* _THE INPUT_
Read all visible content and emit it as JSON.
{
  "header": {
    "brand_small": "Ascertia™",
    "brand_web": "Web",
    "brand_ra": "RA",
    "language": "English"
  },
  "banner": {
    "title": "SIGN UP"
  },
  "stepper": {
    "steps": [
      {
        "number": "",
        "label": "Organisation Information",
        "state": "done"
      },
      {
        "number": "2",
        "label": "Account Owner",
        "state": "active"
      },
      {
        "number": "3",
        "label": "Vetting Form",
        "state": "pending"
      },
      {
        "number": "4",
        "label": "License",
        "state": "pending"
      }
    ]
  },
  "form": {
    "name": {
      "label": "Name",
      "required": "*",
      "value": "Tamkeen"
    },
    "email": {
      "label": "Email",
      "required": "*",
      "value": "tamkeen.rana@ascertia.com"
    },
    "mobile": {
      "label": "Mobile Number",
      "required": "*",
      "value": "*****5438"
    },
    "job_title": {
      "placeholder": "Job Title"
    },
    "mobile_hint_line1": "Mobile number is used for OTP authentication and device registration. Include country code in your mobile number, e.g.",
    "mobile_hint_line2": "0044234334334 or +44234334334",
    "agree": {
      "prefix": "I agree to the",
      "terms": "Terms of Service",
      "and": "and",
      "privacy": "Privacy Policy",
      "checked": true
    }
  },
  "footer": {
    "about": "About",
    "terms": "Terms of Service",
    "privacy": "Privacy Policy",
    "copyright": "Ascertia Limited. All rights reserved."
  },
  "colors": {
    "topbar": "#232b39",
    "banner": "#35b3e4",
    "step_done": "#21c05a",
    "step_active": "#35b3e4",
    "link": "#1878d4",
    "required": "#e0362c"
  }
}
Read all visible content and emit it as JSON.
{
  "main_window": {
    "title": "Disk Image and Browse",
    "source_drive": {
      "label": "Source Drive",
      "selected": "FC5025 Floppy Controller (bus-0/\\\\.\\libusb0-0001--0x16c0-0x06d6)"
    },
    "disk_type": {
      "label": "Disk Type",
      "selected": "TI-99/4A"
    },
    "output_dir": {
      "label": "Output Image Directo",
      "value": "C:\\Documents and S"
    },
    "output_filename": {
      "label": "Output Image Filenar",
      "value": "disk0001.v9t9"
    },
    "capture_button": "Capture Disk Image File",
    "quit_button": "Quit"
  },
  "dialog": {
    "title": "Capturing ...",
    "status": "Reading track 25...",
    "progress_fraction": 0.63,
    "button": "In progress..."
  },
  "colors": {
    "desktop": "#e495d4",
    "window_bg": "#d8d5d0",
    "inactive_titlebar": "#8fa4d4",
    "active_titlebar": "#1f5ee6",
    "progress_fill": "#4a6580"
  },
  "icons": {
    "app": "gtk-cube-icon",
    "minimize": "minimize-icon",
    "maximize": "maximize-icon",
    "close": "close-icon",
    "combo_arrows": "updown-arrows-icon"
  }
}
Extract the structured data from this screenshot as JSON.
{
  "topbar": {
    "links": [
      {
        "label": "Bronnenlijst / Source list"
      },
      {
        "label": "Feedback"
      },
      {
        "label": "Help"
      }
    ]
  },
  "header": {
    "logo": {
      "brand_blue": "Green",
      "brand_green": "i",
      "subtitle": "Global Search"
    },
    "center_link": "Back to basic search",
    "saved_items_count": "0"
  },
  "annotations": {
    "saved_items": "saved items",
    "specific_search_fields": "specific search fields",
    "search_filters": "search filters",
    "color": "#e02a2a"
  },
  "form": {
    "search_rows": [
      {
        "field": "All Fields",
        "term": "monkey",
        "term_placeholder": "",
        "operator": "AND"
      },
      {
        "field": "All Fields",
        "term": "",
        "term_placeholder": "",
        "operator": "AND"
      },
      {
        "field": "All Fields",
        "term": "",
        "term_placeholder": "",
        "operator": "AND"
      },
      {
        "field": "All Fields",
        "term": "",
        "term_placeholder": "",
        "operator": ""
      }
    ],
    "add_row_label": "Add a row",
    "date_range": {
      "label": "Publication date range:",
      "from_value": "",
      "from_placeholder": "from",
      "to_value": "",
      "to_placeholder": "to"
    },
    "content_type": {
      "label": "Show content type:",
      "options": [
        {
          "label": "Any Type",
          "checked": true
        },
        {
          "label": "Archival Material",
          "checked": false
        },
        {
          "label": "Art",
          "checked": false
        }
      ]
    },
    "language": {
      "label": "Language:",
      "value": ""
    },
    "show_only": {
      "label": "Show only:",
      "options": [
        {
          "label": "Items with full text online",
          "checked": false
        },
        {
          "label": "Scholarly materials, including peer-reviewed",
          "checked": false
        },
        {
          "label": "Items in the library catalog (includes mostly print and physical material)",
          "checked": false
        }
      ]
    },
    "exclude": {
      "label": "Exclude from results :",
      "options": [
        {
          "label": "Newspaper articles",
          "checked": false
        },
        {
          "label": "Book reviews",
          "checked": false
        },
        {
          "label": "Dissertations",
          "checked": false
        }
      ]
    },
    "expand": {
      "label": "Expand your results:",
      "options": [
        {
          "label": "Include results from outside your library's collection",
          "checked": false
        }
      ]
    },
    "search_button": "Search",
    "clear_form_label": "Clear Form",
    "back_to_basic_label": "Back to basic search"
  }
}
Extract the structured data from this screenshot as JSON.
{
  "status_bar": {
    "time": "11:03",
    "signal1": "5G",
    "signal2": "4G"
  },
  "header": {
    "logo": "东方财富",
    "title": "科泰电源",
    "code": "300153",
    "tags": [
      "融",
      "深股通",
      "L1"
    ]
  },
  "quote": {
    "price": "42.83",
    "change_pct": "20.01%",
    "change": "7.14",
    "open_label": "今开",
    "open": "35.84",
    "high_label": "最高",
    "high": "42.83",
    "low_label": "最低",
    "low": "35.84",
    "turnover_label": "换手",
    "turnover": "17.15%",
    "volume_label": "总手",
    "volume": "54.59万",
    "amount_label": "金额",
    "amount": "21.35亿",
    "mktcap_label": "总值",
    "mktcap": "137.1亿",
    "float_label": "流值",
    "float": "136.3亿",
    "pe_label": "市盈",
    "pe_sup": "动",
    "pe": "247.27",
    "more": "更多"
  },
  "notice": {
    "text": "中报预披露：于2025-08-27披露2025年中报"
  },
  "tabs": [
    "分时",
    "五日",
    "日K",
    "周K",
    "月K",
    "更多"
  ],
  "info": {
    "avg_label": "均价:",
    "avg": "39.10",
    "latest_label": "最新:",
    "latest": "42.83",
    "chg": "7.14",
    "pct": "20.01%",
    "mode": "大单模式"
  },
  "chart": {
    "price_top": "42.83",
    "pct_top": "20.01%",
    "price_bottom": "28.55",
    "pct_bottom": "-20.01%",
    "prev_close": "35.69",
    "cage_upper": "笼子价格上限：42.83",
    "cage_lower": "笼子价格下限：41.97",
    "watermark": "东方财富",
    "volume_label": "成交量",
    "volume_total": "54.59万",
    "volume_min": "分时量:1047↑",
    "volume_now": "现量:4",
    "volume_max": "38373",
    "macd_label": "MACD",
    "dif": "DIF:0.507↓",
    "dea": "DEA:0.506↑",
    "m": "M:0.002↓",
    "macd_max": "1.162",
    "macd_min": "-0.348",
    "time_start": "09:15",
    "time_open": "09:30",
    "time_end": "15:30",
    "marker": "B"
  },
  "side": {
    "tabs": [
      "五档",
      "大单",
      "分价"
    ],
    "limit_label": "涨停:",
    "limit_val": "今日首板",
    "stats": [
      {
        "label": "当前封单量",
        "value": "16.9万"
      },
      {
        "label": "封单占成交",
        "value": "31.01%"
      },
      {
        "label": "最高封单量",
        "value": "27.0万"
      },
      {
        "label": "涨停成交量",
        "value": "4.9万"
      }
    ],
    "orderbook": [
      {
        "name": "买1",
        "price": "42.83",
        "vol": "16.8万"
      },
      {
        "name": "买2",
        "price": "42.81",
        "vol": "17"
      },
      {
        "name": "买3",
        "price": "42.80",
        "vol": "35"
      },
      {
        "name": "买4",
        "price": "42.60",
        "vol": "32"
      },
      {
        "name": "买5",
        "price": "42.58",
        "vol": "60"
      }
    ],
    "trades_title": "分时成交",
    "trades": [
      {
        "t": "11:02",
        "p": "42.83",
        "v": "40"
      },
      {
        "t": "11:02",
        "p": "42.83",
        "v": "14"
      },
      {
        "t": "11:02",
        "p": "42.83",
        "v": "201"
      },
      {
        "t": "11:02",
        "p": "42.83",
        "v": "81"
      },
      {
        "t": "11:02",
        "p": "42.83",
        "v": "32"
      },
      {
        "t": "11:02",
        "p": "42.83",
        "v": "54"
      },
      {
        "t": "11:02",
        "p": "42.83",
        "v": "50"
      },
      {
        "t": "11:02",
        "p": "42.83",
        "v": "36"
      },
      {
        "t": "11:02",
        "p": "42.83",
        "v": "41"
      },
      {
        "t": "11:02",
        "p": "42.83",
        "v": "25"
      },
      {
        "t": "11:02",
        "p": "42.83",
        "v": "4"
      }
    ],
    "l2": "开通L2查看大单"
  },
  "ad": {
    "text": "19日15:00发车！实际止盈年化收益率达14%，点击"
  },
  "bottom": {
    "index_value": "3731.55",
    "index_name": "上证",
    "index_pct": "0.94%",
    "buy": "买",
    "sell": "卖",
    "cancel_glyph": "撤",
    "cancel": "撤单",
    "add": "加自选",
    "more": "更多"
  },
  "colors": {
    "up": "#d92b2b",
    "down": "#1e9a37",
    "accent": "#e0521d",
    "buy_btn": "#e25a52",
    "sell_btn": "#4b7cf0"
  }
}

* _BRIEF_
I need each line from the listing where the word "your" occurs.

* _EXERCISE OUTPUT_
    "mobile_hint_line1": "Mobile number is used for OTP authentication and device registration. Include country code in your mobile number, e.g.",
      "label": "Expand your results:",
          "label": "Include results from outside your library's collection",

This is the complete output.